However, the win was not without controversy as officials decided not to penalize Rahm for a mis-marked ball on a green, ruling that there was no intent to break the rules. Instead of having to play the final six holes with a smaller lead and the weight of a recently added penalty, Rahm got to cruise the back-nine to an easy win.
Rahm entered the day tied with American Daniel Im at 17-under. However, by the Par 3 No. 6, Rahm had taken a two-stroke lead over Scotland's David Drysdale as Im fell to four back.
Controversy then came on the sixth green when Rahm's long birdie putt ended on top of Im's ball marker.
This led to some confusion as to how to mark Rahm's ball.

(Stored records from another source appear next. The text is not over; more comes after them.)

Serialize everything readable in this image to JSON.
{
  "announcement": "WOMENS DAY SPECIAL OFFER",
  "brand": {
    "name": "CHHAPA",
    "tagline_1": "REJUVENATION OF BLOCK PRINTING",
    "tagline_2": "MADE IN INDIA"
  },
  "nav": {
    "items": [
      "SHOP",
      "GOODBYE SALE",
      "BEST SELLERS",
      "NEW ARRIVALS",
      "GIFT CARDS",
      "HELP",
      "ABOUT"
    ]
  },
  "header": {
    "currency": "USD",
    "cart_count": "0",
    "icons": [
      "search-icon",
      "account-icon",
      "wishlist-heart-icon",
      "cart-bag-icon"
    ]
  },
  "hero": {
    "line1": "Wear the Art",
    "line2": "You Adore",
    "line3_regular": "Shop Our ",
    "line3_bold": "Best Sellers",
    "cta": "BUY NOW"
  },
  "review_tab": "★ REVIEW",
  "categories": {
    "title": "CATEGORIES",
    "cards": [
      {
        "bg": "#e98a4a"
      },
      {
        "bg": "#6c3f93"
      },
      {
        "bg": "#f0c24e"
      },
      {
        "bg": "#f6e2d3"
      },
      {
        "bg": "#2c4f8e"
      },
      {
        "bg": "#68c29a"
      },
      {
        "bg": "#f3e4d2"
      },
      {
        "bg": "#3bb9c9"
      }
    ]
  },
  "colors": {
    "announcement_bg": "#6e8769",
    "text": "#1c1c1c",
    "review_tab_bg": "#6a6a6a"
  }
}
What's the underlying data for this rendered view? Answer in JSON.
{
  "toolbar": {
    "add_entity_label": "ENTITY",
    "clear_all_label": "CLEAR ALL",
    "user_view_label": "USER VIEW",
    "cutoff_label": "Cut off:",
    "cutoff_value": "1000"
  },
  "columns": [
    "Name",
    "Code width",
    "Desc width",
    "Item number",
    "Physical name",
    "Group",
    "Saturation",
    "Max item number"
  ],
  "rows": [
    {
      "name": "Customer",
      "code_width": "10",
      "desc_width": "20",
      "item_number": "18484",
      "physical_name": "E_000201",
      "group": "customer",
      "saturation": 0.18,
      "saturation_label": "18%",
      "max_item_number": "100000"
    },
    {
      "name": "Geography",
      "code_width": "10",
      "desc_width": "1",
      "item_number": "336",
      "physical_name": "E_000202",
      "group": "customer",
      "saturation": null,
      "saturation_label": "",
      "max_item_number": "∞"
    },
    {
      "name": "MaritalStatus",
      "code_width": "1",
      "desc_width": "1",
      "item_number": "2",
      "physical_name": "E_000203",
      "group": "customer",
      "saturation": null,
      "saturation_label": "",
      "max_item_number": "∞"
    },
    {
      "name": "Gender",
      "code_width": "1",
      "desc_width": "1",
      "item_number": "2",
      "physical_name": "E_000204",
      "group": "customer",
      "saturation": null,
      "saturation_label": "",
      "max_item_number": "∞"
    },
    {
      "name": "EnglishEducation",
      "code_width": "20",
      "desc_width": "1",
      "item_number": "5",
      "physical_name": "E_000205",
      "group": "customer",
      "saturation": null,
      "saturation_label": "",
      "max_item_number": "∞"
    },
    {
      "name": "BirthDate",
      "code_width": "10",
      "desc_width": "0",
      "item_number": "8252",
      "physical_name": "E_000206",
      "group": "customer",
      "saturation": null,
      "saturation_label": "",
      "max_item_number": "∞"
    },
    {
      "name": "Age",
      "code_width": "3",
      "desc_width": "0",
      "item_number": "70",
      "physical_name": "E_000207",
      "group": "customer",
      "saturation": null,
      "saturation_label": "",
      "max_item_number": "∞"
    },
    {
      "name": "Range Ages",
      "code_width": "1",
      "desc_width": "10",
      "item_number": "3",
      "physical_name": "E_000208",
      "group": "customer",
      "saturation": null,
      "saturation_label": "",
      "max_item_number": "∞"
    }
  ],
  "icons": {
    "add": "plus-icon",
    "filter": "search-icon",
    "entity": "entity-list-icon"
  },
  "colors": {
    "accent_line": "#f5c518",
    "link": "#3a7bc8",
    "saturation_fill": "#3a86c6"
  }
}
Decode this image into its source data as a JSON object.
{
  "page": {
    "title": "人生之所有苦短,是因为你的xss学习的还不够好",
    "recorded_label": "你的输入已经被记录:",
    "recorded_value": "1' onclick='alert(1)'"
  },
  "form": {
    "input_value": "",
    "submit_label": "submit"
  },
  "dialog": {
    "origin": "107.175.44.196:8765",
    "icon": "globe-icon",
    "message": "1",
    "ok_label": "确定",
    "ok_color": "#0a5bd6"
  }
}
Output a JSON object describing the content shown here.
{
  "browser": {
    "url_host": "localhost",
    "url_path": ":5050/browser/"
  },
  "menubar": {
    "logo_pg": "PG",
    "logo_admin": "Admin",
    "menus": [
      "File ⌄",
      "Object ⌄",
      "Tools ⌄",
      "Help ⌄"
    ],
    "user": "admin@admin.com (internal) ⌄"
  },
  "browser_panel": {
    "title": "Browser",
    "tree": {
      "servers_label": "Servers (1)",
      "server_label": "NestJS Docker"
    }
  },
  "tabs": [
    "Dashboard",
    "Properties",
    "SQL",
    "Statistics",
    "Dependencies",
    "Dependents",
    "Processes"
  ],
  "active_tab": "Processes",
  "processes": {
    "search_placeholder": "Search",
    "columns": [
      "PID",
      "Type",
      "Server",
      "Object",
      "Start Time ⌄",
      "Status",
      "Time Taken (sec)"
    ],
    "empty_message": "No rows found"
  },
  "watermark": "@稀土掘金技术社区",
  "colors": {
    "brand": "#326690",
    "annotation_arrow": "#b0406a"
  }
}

Rahm eventually marked his ball twice, once to move his ball marker off of Im's and a second time to give Im space to putt his ball.
In this video, we see Rahm initially mark his ball to the side. You can then see Rahm look for something off the green to visually line up his second mark, which moved his ball marker the width of his putter to the side.
Initially there was some confusion by those watching on television because the live broadcast did not show Rahm re-mark the second wide mark, suggesting he played the ball 2-3 inches from where he should have been putting from.
However, replays later clearly showed that Rahm did indeed move the marker back the width of the putter, even looking for his visual marker off the green to make sure he moved the ball in the correct direction.
The actual issue came on the second mark. While Rahm's first mark had been to the side of the ball, when he went to place the ball, he did so in front of the marker.
Here we can see how Rahm initially marked the ball (left) and later where he placed the ball (right).
While a two-stroke penalty at this point would have dropped Rahm into a tie for the lead, he was not approached about the incident until the 13th hole.
Rahm and the official eventually conferred with Im on what happened. Rahm walked away from the meeting smiling, as he already knew that his explanation of not intending to break the rules had been accepted and there would be no penalty.
Andy McFee, the chief referee of the Euopean Tour, later explained that Rahm told him that he thought he tried to place the ball back to the side of the marker. McFee said he believed Rahm had made a reasonable effort to do so, and that the difference in spots was "maybe a couple of millimeters," comparing the placement to spots on a clock face.
"A lot of this is obscurred by Jon's hand, so there is a little bit of guesswork involved," McFee said during the broadcast. "We're talking about the difference between say 10 o'clock and 11 o'clock and a couple of millimeters... Do I think he got the ball exactly back in the right place? No, I don't. I think the ball is slightly in the wrong place, but we're talking about maybe a couple of millimeters here and there. But then that falls within the limitation of video evidence and we just come down to, 'Has the player made a reasonable judgement?' and I believe he has."
Rahm had six holes to play at the time and a five-stroke lead. He eventually won by six, so it is easy to dismiss the controversy. However, it is also easy to imagine a three-stroke lead being harder to protect if the penalty had been issued and the lead was suddenly a lot smaller.